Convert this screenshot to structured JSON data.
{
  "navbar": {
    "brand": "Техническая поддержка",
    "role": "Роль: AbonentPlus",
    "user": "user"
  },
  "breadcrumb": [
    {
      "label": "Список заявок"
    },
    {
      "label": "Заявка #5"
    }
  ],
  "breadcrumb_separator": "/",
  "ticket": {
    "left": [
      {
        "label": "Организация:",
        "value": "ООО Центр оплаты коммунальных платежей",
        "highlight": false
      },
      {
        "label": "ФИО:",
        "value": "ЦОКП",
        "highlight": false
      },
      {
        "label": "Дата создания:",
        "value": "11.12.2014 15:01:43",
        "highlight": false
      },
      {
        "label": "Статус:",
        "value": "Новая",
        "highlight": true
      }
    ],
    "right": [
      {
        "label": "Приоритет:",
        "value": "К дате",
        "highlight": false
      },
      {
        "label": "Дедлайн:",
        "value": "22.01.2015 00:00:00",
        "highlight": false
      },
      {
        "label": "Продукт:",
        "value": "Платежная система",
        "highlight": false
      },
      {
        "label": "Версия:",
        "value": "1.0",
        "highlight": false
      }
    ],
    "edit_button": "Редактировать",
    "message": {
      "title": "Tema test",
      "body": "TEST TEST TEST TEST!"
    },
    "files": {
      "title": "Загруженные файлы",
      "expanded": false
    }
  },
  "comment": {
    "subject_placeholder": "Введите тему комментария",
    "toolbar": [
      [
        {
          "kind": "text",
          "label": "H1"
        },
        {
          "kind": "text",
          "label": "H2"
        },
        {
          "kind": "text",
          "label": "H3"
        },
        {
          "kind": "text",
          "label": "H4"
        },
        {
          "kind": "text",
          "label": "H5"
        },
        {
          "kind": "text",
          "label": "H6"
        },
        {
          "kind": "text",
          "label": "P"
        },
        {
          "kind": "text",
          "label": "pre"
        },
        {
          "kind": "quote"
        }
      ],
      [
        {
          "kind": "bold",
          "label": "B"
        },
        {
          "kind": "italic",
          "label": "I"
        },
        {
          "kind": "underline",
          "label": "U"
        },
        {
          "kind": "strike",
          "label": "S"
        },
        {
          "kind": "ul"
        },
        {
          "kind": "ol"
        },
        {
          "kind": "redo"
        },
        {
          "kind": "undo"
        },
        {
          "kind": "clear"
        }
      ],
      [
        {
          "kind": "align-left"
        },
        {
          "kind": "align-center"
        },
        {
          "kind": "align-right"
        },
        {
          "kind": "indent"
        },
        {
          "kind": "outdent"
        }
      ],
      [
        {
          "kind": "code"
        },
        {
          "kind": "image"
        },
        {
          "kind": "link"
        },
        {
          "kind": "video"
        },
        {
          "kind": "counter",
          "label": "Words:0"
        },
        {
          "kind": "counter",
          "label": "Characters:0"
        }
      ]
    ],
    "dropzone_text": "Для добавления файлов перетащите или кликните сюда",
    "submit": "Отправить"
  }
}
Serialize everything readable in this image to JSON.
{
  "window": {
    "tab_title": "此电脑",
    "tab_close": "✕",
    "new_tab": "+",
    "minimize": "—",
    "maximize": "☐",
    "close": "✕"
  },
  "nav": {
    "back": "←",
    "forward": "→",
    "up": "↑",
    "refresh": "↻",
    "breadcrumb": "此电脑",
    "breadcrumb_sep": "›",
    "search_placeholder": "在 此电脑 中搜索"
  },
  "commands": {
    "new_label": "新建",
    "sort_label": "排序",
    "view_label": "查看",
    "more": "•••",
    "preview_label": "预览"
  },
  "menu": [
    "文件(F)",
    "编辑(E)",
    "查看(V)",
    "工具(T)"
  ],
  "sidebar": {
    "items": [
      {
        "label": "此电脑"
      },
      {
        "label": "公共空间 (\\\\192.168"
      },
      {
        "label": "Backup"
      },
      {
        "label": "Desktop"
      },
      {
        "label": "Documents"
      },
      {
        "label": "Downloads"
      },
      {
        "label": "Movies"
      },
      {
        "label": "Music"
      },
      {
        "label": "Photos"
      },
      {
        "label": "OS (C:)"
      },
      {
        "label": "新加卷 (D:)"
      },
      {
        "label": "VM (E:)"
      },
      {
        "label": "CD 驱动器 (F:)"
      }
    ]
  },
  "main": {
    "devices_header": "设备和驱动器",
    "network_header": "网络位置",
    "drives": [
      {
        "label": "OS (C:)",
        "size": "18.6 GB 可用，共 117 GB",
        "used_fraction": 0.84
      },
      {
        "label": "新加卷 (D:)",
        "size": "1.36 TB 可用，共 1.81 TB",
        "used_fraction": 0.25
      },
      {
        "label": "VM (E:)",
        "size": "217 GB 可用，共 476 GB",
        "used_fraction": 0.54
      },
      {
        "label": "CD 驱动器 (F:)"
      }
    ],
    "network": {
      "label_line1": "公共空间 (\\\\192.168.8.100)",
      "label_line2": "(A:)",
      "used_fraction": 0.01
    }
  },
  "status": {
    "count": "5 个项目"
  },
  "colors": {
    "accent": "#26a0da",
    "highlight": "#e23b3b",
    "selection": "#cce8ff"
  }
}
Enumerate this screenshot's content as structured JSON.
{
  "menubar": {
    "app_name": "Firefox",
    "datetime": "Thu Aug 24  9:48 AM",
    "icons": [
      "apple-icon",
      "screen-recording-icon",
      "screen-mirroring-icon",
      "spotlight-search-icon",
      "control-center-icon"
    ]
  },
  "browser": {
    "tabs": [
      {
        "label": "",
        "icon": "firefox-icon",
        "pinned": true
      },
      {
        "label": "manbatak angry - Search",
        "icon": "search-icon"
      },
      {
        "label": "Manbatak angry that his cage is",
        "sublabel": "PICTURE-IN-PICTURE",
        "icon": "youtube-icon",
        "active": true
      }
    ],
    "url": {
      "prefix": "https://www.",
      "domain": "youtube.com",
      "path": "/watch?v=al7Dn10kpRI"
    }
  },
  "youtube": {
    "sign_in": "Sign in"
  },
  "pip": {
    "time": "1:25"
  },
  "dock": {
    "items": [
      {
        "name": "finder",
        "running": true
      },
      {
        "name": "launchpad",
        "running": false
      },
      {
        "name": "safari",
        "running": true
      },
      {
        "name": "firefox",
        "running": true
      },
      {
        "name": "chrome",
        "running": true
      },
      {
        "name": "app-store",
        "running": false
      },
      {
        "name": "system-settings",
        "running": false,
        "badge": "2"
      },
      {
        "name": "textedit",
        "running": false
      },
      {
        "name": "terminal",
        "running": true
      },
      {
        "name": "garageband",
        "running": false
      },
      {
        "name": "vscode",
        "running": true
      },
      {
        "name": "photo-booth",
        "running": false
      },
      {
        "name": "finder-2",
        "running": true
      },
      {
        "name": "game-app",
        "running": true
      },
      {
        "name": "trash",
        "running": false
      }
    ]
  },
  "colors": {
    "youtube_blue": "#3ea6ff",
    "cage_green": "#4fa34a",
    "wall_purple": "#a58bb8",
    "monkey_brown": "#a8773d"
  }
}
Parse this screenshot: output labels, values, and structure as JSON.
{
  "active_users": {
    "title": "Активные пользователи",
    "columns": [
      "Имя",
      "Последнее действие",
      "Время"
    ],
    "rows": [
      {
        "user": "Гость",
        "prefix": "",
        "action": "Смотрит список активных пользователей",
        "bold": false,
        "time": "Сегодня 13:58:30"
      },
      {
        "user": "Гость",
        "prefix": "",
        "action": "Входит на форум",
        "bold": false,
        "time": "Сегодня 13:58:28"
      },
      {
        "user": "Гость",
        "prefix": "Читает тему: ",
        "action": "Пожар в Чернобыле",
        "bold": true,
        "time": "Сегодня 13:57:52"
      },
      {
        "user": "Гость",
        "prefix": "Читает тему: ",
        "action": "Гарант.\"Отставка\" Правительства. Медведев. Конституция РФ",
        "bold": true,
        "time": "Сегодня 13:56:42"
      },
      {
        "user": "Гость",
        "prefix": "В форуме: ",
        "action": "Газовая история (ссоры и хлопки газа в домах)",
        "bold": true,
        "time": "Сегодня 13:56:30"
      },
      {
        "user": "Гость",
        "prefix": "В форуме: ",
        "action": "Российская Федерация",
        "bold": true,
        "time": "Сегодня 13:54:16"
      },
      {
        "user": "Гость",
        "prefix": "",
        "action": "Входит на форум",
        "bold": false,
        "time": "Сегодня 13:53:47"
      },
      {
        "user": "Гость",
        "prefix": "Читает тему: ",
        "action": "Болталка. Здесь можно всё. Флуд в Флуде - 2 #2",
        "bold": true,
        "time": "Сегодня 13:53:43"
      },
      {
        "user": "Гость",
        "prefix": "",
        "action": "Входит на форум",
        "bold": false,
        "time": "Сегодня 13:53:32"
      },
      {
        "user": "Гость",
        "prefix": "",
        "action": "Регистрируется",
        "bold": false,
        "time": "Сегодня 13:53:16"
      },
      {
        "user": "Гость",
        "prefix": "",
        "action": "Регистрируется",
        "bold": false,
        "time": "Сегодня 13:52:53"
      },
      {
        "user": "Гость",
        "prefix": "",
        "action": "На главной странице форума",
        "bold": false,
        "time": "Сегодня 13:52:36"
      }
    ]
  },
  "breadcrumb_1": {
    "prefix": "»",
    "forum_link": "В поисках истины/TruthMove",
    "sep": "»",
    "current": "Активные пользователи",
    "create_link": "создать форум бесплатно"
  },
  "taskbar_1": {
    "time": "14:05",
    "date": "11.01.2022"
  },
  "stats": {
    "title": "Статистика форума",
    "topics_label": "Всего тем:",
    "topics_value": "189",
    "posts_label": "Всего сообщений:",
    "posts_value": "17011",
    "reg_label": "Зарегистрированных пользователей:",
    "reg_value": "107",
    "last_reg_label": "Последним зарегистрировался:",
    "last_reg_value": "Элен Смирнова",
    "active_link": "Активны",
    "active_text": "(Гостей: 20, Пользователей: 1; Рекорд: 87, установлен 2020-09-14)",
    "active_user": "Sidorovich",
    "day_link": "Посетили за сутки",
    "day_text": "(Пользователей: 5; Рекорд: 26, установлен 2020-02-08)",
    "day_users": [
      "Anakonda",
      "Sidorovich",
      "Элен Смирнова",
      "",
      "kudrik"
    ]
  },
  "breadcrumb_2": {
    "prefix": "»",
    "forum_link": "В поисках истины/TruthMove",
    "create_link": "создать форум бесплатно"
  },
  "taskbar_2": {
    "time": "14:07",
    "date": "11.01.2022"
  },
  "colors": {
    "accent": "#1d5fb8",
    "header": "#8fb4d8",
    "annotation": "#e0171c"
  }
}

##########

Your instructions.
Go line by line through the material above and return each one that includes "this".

Answer section.
Convert this screenshot to structured JSON data.
Serialize everything readable in this image to JSON.
Enumerate this screenshot's content as structured JSON.
Parse this screenshot: output labels, values, and structure as JSON.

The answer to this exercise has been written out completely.